Wild animals don’t have to accept themselves. They can simply be. As thinking animals, we must work to create some space for our wild natures, to give them room to roam. Whether keeping our awareness on the breath as we meditate, on our bodies’ rhythm as we run, on our sensations as we sink our hands in bread dough, our practice anchors us in our bodies, takes us further into our wild selves. With time such practice begins to open a space within us. Call it a wildlife preserve, a space where our wild selves can breathe while our judging, criticizing, worrying, doubting minds are kept safely on the other side of the fence. With practice we find ourselves living more and more inside this preserve, a place we come to recognize as our true home.

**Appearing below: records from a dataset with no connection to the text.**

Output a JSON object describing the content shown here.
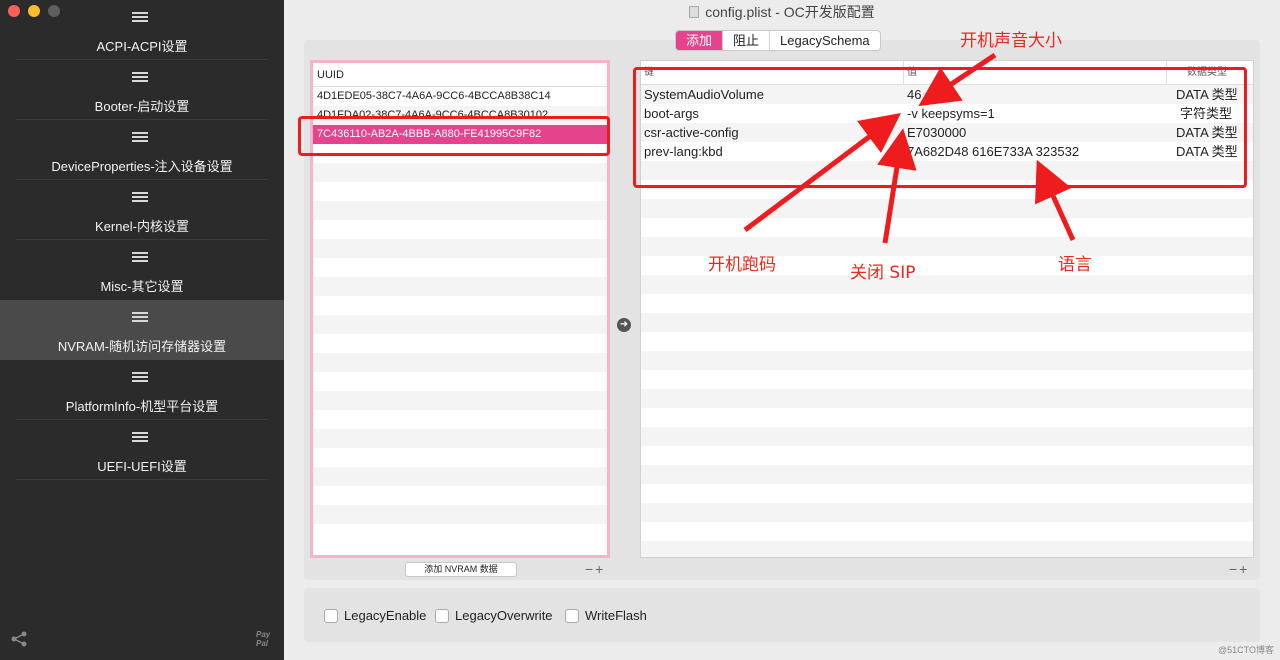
{
  "window": {
    "title": "config.plist - OC开发版配置"
  },
  "sidebar": {
    "items": [
      {
        "label": "ACPI-ACPI设置"
      },
      {
        "label": "Booter-启动设置"
      },
      {
        "label": "DeviceProperties-注入设备设置"
      },
      {
        "label": "Kernel-内核设置"
      },
      {
        "label": "Misc-其它设置"
      },
      {
        "label": "NVRAM-随机访问存储器设置",
        "active": true
      },
      {
        "label": "PlatformInfo-机型平台设置"
      },
      {
        "label": "UEFI-UEFI设置"
      }
    ],
    "paypal_line1": "Pay",
    "paypal_line2": "Pal"
  },
  "tabs": [
    "添加",
    "阻止",
    "LegacySchema"
  ],
  "uuid_table": {
    "header": "UUID",
    "rows": [
      "4D1EDE05-38C7-4A6A-9CC6-4BCCA8B38C14",
      "4D1FDA02-38C7-4A6A-9CC6-4BCCA8B30102",
      "7C436110-AB2A-4BBB-A880-FE41995C9F82"
    ]
  },
  "kv_table": {
    "header_key": "键",
    "header_value": "值",
    "header_type": "数据类型",
    "rows": [
      {
        "key": "SystemAudioVolume",
        "value": "46",
        "type": "DATA 类型"
      },
      {
        "key": "boot-args",
        "value": "-v keepsyms=1",
        "type": "字符类型"
      },
      {
        "key": "csr-active-config",
        "value": "E7030000",
        "type": "DATA 类型"
      },
      {
        "key": "prev-lang:kbd",
        "value": "7A682D48 616E733A 323532",
        "type": "DATA 类型"
      }
    ]
  },
  "add_nvram_button": "添加 NVRAM 数据",
  "checkboxes": [
    "LegacyEnable",
    "LegacyOverwrite",
    "WriteFlash"
  ],
  "annotations": {
    "volume": "开机声音大小",
    "bootargs": "开机跑码",
    "sip": "关闭 SIP",
    "lang": "语言"
  },
  "watermark": "@51CTO博客",
  "colors": {
    "accent": "#e5448c",
    "annotation": "#e8291c",
    "sidebar_bg": "#2b2b2b"
  }
}
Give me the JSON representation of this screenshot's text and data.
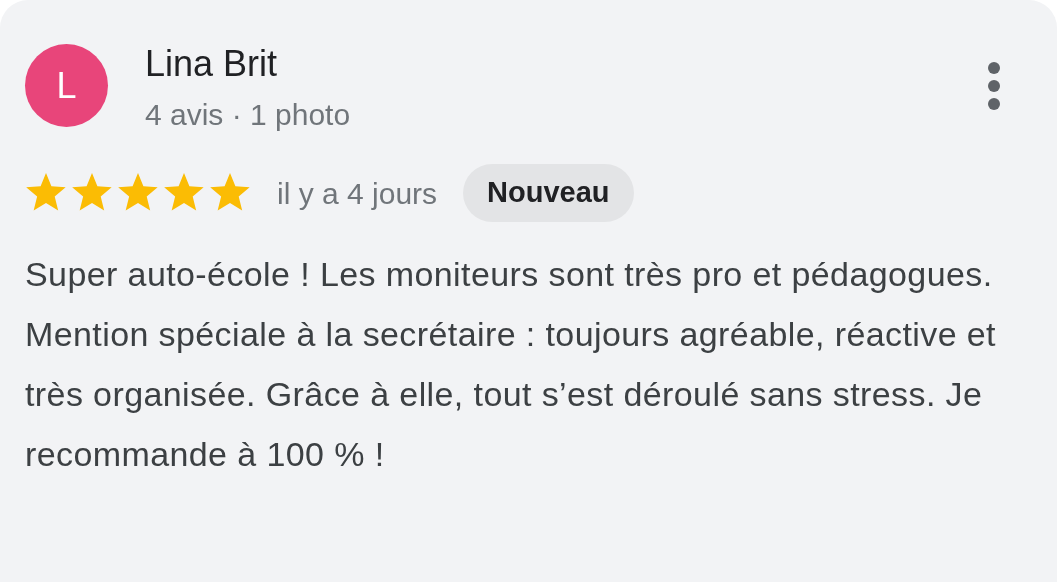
{
  "review": {
    "avatar_letter": "L",
    "author": "Lina Brit",
    "author_meta": "4 avis · 1 photo",
    "stars": 5,
    "time": "il y a 4 jours",
    "badge": "Nouveau",
    "text": "Super auto-école ! Les moniteurs sont très pro et pédagogues. Mention spéciale à la secrétaire : toujours agréable, réactive et très organisée. Grâce à elle, tout s’est déroulé sans stress. Je recommande à 100 % !"
  }
}
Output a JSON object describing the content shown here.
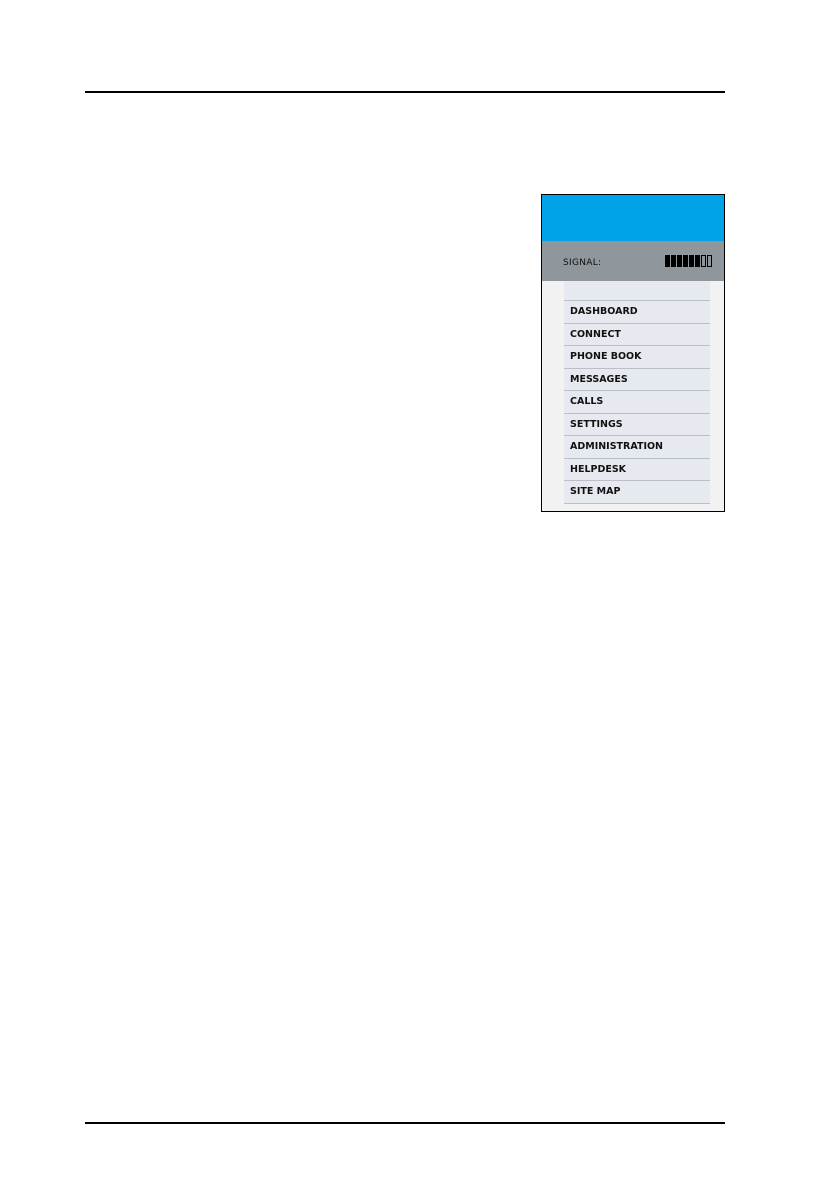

Philip Simmons was dying of Lou Gehrig's disease when he wrote this.